system restore using command prompt type cd restore

3. Next, type this line: rstrui.exe and press ENTER.

system restore using command prompt rstrui.exe

4. In the opened window, click "Next".

restore system files and settings

5. Select one of the available Restore Points and click "Next" (this will restore your computer system to an earlier time and date, prior to the Guvara ransomware virus infiltrating your PC).

select a restore point

6. In the opened window, click "Yes".

run system restore

7. After restoring your computer to a previous date, download and scan your PC with recommended malware removal software to eliminate any remaining Guvara ransomware files.

To restore individual files encrypted by this ransomware, try using Windows Previous Versions feature. This method is only effective if the System Restore function was enabled on an infected operating system. Note that some variants of Guvara are known to remove Shadow Volume Copies of the files, so this method may not work on all computers.

To restore a file, right-click over it, go into Properties, and select the Previous Versions tab. If the relevant file has a Restore Point, select it and click the "Restore" button.

Restoring files encrypted by CryptoDefense
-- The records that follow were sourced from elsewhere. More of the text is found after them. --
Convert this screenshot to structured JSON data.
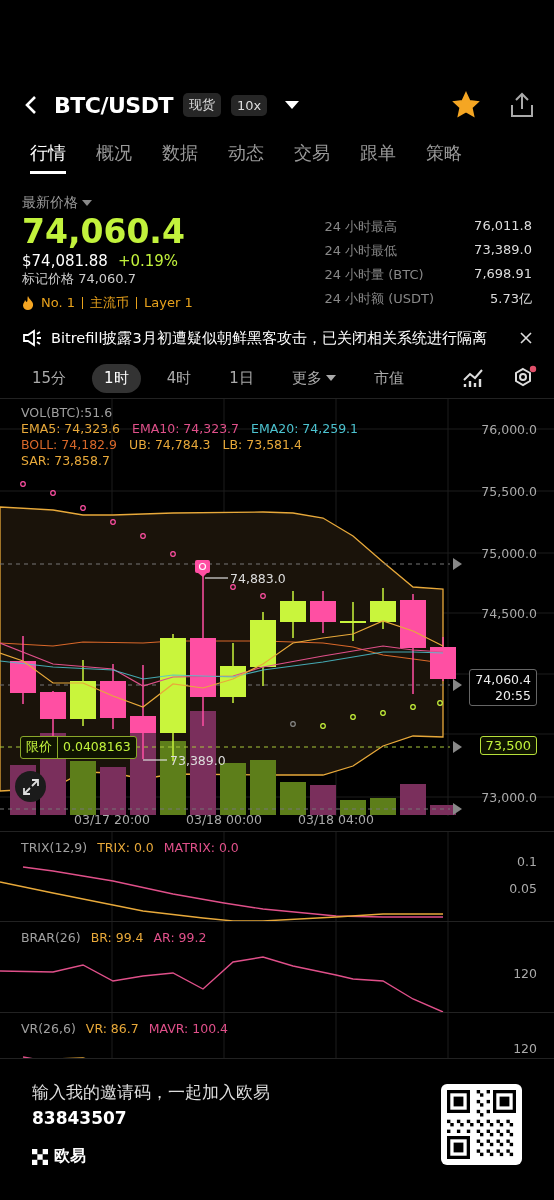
{
  "header": {
    "title": "BTC/USDT",
    "badges": [
      "现货",
      "10x"
    ],
    "favorite": true
  },
  "tabs": [
    {
      "label": "行情",
      "selected": true
    },
    {
      "label": "概况",
      "selected": false
    },
    {
      "label": "数据",
      "selected": false
    },
    {
      "label": "动态",
      "selected": false
    },
    {
      "label": "交易",
      "selected": false
    },
    {
      "label": "跟单",
      "selected": false
    },
    {
      "label": "策略",
      "selected": false
    }
  ],
  "price": {
    "label": "最新价格",
    "last": "74,060.4",
    "usd": "$74,081.88",
    "change": "+0.19%",
    "mark": "标记价格 74,060.7",
    "tags": [
      "No. 1",
      "主流币",
      "Layer 1"
    ]
  },
  "stats": [
    {
      "label": "24 小时最高",
      "value": "76,011.8"
    },
    {
      "label": "24 小时最低",
      "value": "73,389.0"
    },
    {
      "label": "24 小时量 (BTC)",
      "value": "7,698.91"
    },
    {
      "label": "24 小时额 (USDT)",
      "value": "5.73亿"
    }
  ],
  "news": {
    "text": "Bitrefill披露3月初遭疑似朝鲜黑客攻击，已关闭相关系统进行隔离"
  },
  "timeframes": [
    {
      "label": "15分",
      "kind": "plain",
      "selected": false
    },
    {
      "label": "1时",
      "kind": "plain",
      "selected": true
    },
    {
      "label": "4时",
      "kind": "plain",
      "selected": false
    },
    {
      "label": "1日",
      "kind": "plain",
      "selected": false
    },
    {
      "label": "更多",
      "kind": "menu",
      "selected": false
    },
    {
      "label": "市值",
      "kind": "plain",
      "selected": false
    }
  ],
  "chart": {
    "legend": [
      [
        {
          "text": "VOL(BTC):51.6",
          "color": "#a0a0a0"
        }
      ],
      [
        {
          "text": "EMA5: 74,323.6",
          "color": "#e8a93a"
        },
        {
          "text": "EMA10: 74,323.7",
          "color": "#e0508a"
        },
        {
          "text": "EMA20: 74,259.1",
          "color": "#4cc3d0"
        }
      ],
      [
        {
          "text": "BOLL: 74,182.9",
          "color": "#d9682a"
        },
        {
          "text": "UB: 74,784.3",
          "color": "#e8a93a"
        },
        {
          "text": "LB: 73,581.4",
          "color": "#e8a93a"
        }
      ],
      [
        {
          "text": "SAR: 73,858.7",
          "color": "#e8a93a"
        }
      ]
    ],
    "price_axis": [
      "76,000.0",
      "75,500.0",
      "75,000.0",
      "74,500.0",
      "73,000.0"
    ],
    "time_axis": [
      "03/17 20:00",
      "03/18 00:00",
      "03/18 04:00"
    ],
    "high_label": "74,883.0",
    "low_label": "73,389.0",
    "last_price": "74,060.4",
    "countdown": "20:55",
    "limit_order": {
      "label": "限价",
      "value": "0.0408163"
    },
    "alert_price": "73,500"
  },
  "indicators": [
    {
      "title": [
        {
          "text": "TRIX(12,9)",
          "color": "#a0a0a0"
        },
        {
          "text": "TRIX: 0.0",
          "color": "#e8a93a"
        },
        {
          "text": "MATRIX: 0.0",
          "color": "#e0508a"
        }
      ],
      "axis": [
        "0.1",
        "0.05"
      ]
    },
    {
      "title": [
        {
          "text": "BRAR(26)",
          "color": "#a0a0a0"
        },
        {
          "text": "BR: 99.4",
          "color": "#e8a93a"
        },
        {
          "text": "AR: 99.2",
          "color": "#e0508a"
        }
      ],
      "axis": [
        "120"
      ]
    },
    {
      "title": [
        {
          "text": "VR(26,6)",
          "color": "#a0a0a0"
        },
        {
          "text": "VR: 86.7",
          "color": "#e8a93a"
        },
        {
          "text": "MAVR: 100.4",
          "color": "#e0508a"
        }
      ],
      "axis": [
        "120"
      ]
    }
  ],
  "footer": {
    "invite": "输入我的邀请码，一起加入欧易",
    "code": "83843507",
    "brand": "欧易"
  }
}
If you cannot start your computer in Safe Mode with Networking (or with Command Prompt), boot your computer using a rescue disk. Some variants of ransomware disable Safe Mode making its removal complicated. For this step, you require access to another computer.

To regain control of the files encrypted by Guvara, you can also try using a program called Shadow Explorer. More information on how to use this program is available here.
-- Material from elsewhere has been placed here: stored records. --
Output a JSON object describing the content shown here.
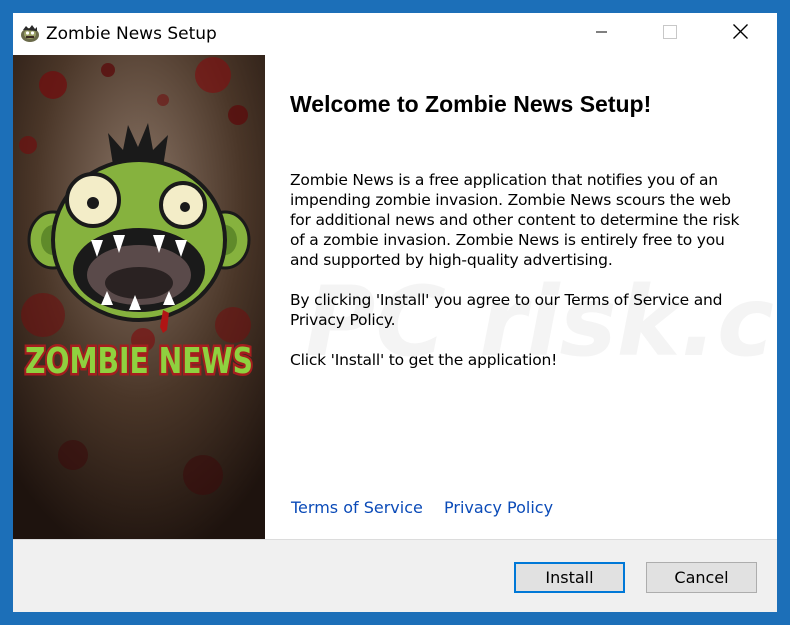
{
  "window": {
    "title": "Zombie News Setup",
    "app_icon": "zombie-app-icon",
    "controls": {
      "minimize_icon": "minimize-icon",
      "maximize_icon": "maximize-icon",
      "close_icon": "close-icon"
    }
  },
  "sidebar": {
    "logo_text": "ZOMBIE NEWS"
  },
  "content": {
    "heading": "Welcome to Zombie News Setup!",
    "paragraph_1": "Zombie News is a free application that notifies you of an impending zombie invasion. Zombie News scours the web for additional news and other content to determine the risk of a zombie invasion. Zombie News is entirely free to you and supported by high-quality advertising.",
    "paragraph_2": "By clicking 'Install' you agree to our Terms of Service and Privacy Policy.",
    "paragraph_3": "Click 'Install' to get the application!",
    "watermark": "PC risk.com",
    "links": {
      "terms": "Terms of Service",
      "privacy": "Privacy Policy"
    }
  },
  "footer": {
    "install_label": "Install",
    "cancel_label": "Cancel"
  },
  "colors": {
    "accent": "#0078d7",
    "window_border": "#1c6fb8",
    "link": "#0b4bb8",
    "logo_text_fill": "#8fd13f",
    "logo_text_outline": "#a41e1e"
  }
}
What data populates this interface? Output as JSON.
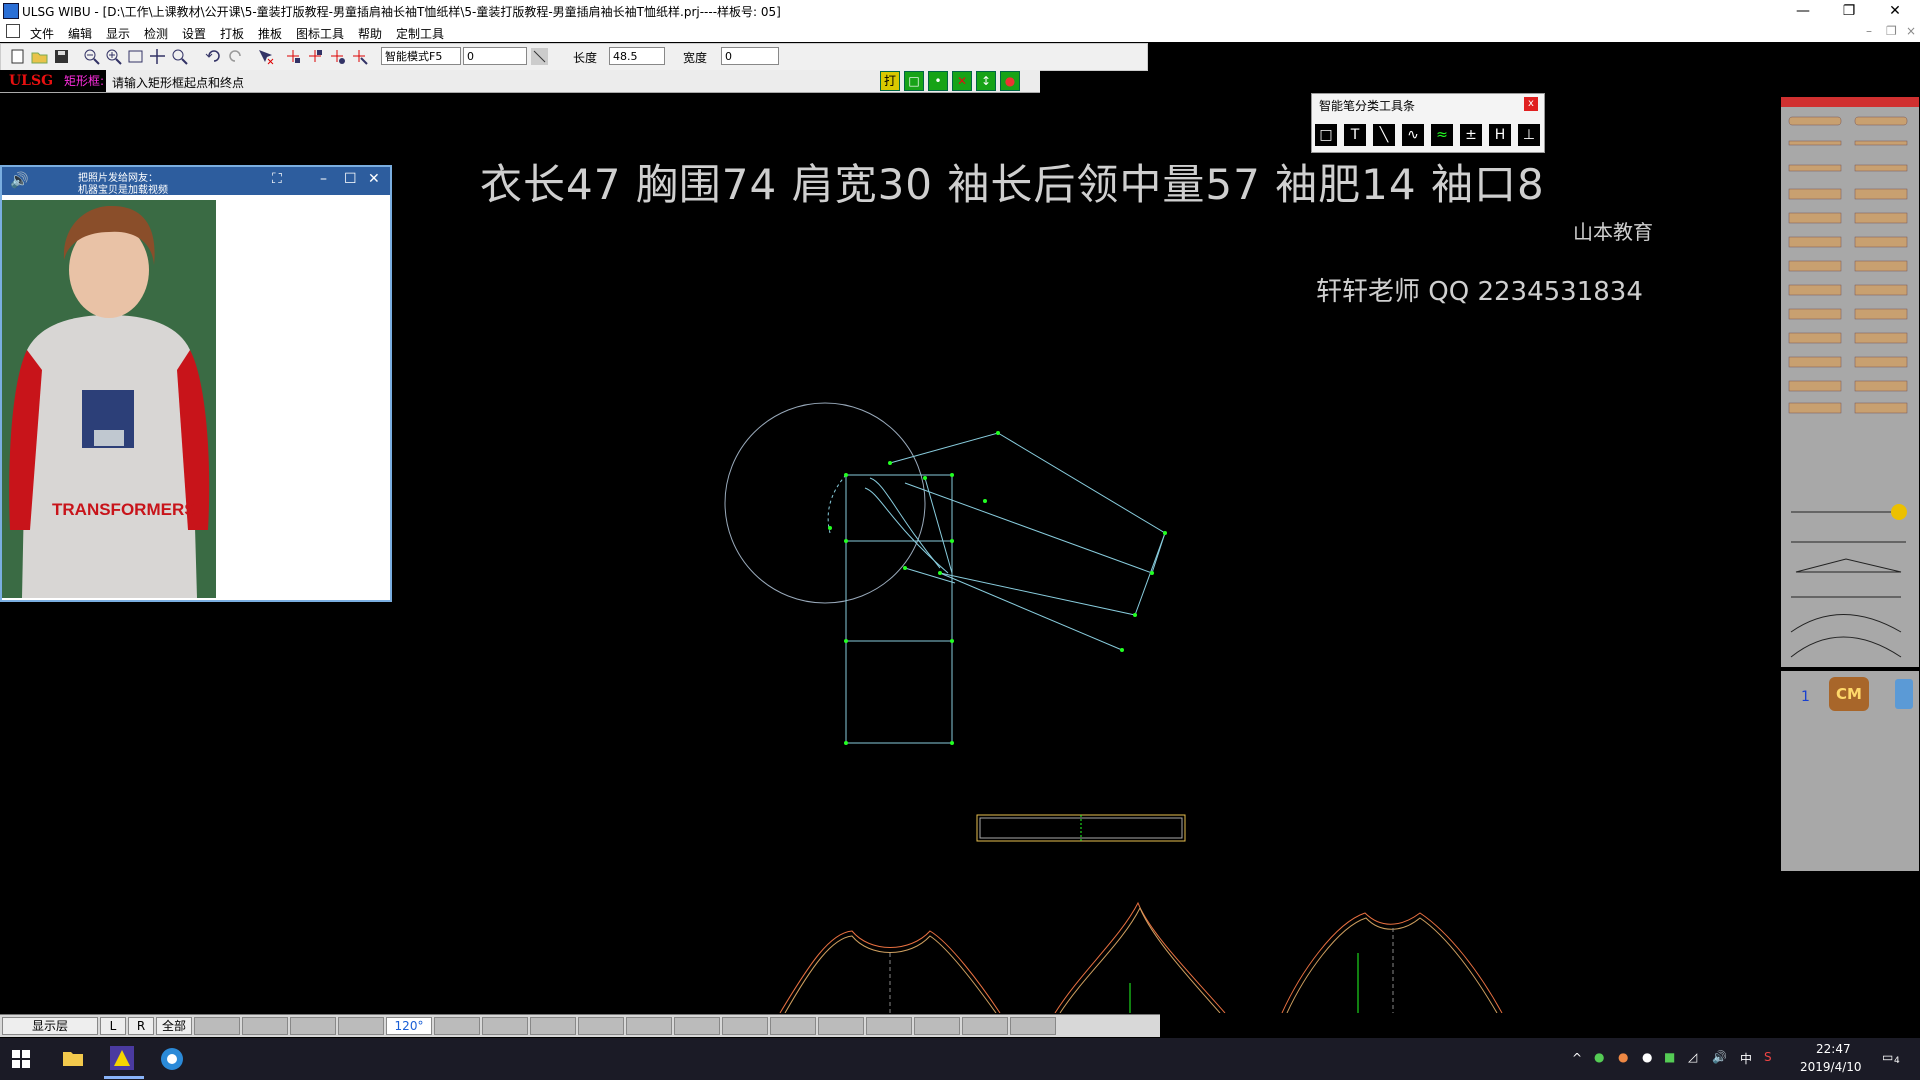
{
  "window": {
    "title": "ULSG WIBU - [D:\\工作\\上课教材\\公开课\\5-童装打版教程-男童插肩袖长袖T恤纸样\\5-童装打版教程-男童插肩袖长袖T恤纸样.prj----样板号: 05]",
    "controls": [
      "—",
      "❐",
      "✕"
    ]
  },
  "menu": [
    "文件",
    "编辑",
    "显示",
    "检测",
    "设置",
    "打板",
    "推板",
    "图标工具",
    "帮助",
    "定制工具"
  ],
  "toolbar": {
    "mode_select": "智能模式F5",
    "field_a": "0",
    "length_label": "长度",
    "length_value": "48.5",
    "width_label": "宽度",
    "width_value": "0"
  },
  "status": {
    "brand": "ULSG",
    "mode": "矩形框:",
    "prompt": "请输入矩形框起点和终点",
    "green_buttons": [
      "打",
      "□",
      "•",
      "✕",
      "↕",
      "●"
    ]
  },
  "overlay": {
    "measurements": "衣长47  胸围74  肩宽30  袖长后领中量57  袖肥14  袖口8",
    "brand": "山本教育",
    "teacher": "轩轩老师   QQ   2234531834"
  },
  "smart_toolbar": {
    "title": "智能笔分类工具条",
    "close": "x",
    "tools": [
      "□",
      "T",
      "╲",
      "∿",
      "≈",
      "±",
      "H",
      "⊥"
    ]
  },
  "video": {
    "title": "把照片发给网友：",
    "subtitle": "机器宝贝是加载视频",
    "shirt_text": "TRANSFORMERS"
  },
  "rightpanel": {
    "page_num": "1",
    "cm_label": "CM"
  },
  "layerbar": {
    "show_layer": "显示层",
    "l": "L",
    "r": "R",
    "all": "全部",
    "angle": "120°"
  },
  "tray": {
    "time": "22:47",
    "date": "2019/4/10",
    "ime": "中",
    "notify": "4"
  }
}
shadow explorer screenshot

To protect your computer from file encryption ransomware such as this, use reputable antivirus and anti-spyware programs. As an extra protection method, you can use programs called HitmanPro.Alert and EasySync CryptoMonitor, which artificially implant group policy objects into the registry to block rogue programs such as Guvara ransomware.

Note that Windows 10 Fall Creators Update includes "Controlled Folder Access" feature that blocks ransomware attempts to encrypt your files. By default this feature automatically protects files stored in Documents, Pictures, Videos, Music, Favorites as well as Desktop folders.

Controll Folder Access

Windows 10 users should install this update to protect their data from ransomware attacks. Here's more information on how to get this update and add additional protection layer from ransomware infections.

HitmanPro.Alert CryptoGuard - detects encryption of files and neutralises any attempts without need for user-intervention:

hitmanproalert ransomware prevention application

Malwarebytes Anti-Ransomware Beta uses advanced proactive technology that monitors ransomware activity and terminates it immediately - before reaching users' files:

malwarebytes anti-ransomware

  • The best way to avoid damage from ransomware infections is to maintain regular up-to-date backups. More information on online backup solutions and data recovery software Here.

Other tools known to remove Guvara ransomware: